(DATA FOR REVIEW Opens)
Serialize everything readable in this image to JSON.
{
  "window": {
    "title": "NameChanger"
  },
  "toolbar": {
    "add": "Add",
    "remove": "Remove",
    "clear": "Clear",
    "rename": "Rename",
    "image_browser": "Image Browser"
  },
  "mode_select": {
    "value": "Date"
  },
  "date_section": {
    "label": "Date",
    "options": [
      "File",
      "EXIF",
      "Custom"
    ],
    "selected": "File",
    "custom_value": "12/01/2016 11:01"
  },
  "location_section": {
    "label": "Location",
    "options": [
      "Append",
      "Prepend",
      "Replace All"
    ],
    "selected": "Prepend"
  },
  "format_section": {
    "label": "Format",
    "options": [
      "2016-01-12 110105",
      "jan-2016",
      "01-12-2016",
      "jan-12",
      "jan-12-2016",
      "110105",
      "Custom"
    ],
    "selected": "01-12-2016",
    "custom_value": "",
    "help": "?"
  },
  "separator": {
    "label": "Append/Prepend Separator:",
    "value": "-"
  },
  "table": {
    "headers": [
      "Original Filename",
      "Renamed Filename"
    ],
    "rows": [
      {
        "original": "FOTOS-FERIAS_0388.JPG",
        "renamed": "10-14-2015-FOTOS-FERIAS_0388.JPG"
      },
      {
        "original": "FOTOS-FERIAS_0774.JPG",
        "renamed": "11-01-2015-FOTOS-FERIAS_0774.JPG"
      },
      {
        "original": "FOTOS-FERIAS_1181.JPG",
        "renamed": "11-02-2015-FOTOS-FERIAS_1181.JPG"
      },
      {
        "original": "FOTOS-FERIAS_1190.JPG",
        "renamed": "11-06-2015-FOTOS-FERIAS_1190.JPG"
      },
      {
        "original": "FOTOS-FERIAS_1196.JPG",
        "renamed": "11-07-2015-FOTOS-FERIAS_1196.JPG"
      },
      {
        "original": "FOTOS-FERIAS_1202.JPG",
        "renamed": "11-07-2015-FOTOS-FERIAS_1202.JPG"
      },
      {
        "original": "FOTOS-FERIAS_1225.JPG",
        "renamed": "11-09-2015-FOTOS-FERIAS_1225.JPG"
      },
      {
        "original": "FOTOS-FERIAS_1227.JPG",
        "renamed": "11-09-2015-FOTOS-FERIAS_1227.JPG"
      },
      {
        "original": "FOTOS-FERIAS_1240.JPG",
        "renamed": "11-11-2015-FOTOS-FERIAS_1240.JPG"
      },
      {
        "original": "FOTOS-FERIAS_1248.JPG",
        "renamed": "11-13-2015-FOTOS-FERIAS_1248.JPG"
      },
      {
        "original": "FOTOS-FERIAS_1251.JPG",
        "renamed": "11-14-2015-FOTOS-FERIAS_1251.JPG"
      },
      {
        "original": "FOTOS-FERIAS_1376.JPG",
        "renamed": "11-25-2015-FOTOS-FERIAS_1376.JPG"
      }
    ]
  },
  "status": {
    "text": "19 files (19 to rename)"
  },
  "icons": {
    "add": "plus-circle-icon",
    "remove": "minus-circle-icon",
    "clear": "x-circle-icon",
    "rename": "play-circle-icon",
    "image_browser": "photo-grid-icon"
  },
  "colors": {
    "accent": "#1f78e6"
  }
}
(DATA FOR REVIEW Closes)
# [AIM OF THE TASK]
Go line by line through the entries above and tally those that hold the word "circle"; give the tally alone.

# [SOLUTION]
4